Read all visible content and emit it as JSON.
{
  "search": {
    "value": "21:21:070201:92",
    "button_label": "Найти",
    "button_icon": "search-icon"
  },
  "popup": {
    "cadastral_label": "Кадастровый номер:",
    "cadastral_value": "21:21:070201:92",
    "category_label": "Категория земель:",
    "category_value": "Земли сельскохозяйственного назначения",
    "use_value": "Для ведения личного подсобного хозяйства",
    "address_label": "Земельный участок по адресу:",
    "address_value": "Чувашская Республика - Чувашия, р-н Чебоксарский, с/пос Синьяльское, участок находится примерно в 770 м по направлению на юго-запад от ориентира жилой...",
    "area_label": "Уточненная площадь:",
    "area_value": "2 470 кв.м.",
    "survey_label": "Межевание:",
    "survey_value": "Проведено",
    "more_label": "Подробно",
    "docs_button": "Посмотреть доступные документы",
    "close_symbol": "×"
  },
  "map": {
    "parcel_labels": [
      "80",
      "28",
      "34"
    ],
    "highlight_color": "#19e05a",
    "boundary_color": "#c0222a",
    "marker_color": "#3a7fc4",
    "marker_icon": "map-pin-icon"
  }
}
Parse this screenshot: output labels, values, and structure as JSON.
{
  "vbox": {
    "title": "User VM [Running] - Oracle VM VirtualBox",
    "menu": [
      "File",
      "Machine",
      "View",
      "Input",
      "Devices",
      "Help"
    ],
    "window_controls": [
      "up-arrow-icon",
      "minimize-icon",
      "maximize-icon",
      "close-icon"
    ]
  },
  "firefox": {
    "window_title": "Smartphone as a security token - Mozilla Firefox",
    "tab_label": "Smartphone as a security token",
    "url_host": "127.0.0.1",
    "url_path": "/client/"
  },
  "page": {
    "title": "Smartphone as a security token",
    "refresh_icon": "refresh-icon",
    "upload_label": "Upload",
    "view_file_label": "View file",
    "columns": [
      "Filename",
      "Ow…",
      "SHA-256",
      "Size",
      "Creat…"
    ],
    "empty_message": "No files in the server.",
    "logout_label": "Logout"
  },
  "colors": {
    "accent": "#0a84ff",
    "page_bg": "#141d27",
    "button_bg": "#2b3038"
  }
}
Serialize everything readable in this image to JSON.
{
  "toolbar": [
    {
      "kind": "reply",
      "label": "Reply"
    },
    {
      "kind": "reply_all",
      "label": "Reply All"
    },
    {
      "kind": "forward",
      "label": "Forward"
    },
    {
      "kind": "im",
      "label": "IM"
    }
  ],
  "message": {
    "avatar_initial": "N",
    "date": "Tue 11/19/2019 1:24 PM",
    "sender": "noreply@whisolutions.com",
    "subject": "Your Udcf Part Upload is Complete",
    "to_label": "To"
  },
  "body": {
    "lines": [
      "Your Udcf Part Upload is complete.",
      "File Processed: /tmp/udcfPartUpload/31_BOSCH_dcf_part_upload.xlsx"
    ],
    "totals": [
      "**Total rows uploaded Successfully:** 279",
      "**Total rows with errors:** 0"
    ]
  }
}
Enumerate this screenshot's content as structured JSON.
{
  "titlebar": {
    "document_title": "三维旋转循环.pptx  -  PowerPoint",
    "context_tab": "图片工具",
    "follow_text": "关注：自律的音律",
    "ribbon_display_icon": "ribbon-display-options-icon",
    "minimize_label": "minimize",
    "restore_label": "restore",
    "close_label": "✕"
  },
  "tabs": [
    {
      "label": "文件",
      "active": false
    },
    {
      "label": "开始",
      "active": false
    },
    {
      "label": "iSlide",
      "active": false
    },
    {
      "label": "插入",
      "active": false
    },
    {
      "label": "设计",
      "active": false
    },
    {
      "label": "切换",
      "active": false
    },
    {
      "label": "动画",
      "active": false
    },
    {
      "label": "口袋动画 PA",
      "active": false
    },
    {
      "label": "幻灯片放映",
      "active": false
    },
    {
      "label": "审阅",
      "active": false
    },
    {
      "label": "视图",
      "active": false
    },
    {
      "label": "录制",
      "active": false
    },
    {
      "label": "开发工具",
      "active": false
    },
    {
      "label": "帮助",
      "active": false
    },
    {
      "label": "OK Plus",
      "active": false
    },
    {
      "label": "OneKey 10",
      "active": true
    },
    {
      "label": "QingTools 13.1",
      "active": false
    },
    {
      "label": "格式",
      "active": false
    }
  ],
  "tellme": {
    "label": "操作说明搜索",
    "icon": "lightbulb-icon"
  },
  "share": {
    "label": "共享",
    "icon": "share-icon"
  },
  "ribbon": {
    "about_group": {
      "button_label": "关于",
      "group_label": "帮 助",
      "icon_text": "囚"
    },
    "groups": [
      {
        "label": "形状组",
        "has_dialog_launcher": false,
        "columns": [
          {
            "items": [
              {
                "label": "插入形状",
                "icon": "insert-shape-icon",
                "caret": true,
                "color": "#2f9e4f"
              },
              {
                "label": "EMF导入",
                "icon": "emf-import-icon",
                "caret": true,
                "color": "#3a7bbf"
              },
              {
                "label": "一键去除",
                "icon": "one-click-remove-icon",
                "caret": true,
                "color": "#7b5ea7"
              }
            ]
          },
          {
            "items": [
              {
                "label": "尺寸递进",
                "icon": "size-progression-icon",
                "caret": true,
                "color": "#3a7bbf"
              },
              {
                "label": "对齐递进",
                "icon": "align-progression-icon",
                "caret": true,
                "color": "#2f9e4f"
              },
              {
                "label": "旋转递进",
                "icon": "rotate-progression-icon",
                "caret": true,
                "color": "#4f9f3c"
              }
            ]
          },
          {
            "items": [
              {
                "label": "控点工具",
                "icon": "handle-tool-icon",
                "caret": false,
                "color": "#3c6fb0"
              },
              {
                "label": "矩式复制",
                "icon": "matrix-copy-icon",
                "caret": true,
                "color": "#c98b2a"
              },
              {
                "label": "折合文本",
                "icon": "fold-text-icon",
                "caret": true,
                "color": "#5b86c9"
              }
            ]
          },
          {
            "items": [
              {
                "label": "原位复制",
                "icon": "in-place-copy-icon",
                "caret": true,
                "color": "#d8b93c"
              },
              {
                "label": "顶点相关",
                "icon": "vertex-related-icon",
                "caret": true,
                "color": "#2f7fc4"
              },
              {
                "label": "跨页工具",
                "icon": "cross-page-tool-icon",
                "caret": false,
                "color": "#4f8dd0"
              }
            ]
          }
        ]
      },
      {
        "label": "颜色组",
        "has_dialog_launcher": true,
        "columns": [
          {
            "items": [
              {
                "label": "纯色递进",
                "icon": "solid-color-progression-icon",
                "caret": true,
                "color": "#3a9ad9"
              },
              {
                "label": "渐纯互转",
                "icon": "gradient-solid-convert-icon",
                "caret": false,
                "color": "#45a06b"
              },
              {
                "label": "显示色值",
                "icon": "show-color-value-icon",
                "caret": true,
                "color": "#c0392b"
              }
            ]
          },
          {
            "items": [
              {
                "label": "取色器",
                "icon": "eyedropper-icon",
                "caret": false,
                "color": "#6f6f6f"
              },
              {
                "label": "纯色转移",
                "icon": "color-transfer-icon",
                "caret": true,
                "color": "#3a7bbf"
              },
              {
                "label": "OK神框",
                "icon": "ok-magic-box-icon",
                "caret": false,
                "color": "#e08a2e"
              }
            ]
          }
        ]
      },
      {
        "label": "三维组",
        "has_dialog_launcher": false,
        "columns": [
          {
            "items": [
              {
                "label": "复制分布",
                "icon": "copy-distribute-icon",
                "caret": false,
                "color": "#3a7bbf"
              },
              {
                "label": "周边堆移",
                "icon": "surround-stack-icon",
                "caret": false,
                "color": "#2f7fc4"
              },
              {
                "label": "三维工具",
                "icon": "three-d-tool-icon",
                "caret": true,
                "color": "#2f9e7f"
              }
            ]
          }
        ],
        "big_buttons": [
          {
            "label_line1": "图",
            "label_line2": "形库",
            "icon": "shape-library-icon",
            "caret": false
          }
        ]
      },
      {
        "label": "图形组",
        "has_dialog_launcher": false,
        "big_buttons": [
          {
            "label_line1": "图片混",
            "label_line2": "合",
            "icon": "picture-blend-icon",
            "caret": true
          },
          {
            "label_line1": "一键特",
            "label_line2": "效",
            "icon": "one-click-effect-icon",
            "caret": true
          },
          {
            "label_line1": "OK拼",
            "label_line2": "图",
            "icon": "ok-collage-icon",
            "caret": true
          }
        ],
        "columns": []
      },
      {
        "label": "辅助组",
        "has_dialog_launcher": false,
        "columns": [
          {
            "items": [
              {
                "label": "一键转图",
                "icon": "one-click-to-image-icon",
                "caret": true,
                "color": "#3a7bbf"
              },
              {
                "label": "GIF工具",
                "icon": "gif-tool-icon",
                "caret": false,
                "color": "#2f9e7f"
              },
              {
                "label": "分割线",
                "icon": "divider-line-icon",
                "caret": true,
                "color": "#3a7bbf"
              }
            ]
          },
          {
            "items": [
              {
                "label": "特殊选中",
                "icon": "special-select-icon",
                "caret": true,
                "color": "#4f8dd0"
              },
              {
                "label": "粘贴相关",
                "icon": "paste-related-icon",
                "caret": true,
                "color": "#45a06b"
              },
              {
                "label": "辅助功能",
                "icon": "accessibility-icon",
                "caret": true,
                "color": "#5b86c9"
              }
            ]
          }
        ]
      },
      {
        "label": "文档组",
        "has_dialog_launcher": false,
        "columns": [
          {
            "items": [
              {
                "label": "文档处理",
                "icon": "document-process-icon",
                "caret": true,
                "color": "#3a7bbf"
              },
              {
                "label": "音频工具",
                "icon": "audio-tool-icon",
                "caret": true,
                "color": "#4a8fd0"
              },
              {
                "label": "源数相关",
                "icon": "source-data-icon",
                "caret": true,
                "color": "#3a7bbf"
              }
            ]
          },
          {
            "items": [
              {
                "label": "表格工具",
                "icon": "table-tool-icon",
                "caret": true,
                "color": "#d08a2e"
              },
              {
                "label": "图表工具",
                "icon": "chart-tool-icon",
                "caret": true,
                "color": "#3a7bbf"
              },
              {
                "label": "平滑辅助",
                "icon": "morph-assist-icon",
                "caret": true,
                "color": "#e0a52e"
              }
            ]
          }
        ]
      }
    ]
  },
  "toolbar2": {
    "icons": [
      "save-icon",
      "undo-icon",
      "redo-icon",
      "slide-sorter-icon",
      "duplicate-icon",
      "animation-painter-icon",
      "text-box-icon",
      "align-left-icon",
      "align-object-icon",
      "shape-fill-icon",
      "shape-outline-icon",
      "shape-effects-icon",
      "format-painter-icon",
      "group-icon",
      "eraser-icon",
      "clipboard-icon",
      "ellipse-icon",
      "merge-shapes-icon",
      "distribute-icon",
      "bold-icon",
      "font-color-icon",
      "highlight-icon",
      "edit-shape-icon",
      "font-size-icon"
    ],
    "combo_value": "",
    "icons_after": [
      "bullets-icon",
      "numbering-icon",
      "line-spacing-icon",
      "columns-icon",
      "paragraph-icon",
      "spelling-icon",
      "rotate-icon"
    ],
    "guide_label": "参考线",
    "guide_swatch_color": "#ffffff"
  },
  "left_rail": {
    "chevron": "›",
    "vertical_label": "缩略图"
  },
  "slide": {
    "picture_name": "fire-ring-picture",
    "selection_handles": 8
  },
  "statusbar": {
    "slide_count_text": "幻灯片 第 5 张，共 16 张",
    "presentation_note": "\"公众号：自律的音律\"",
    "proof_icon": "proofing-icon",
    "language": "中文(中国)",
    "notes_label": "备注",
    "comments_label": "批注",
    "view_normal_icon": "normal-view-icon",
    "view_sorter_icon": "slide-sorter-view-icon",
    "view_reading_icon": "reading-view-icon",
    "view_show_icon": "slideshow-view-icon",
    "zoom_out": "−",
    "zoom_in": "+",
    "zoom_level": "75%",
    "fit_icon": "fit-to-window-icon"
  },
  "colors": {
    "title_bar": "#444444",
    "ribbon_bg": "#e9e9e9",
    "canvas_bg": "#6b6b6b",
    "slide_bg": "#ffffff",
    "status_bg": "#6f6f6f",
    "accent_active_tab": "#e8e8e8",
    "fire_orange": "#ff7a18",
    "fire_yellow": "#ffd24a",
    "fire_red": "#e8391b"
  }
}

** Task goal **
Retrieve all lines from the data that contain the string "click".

** Exercise solution **
                "icon": "one-click-remove-icon",
            "icon": "one-click-effect-icon",
                "icon": "one-click-to-image-icon",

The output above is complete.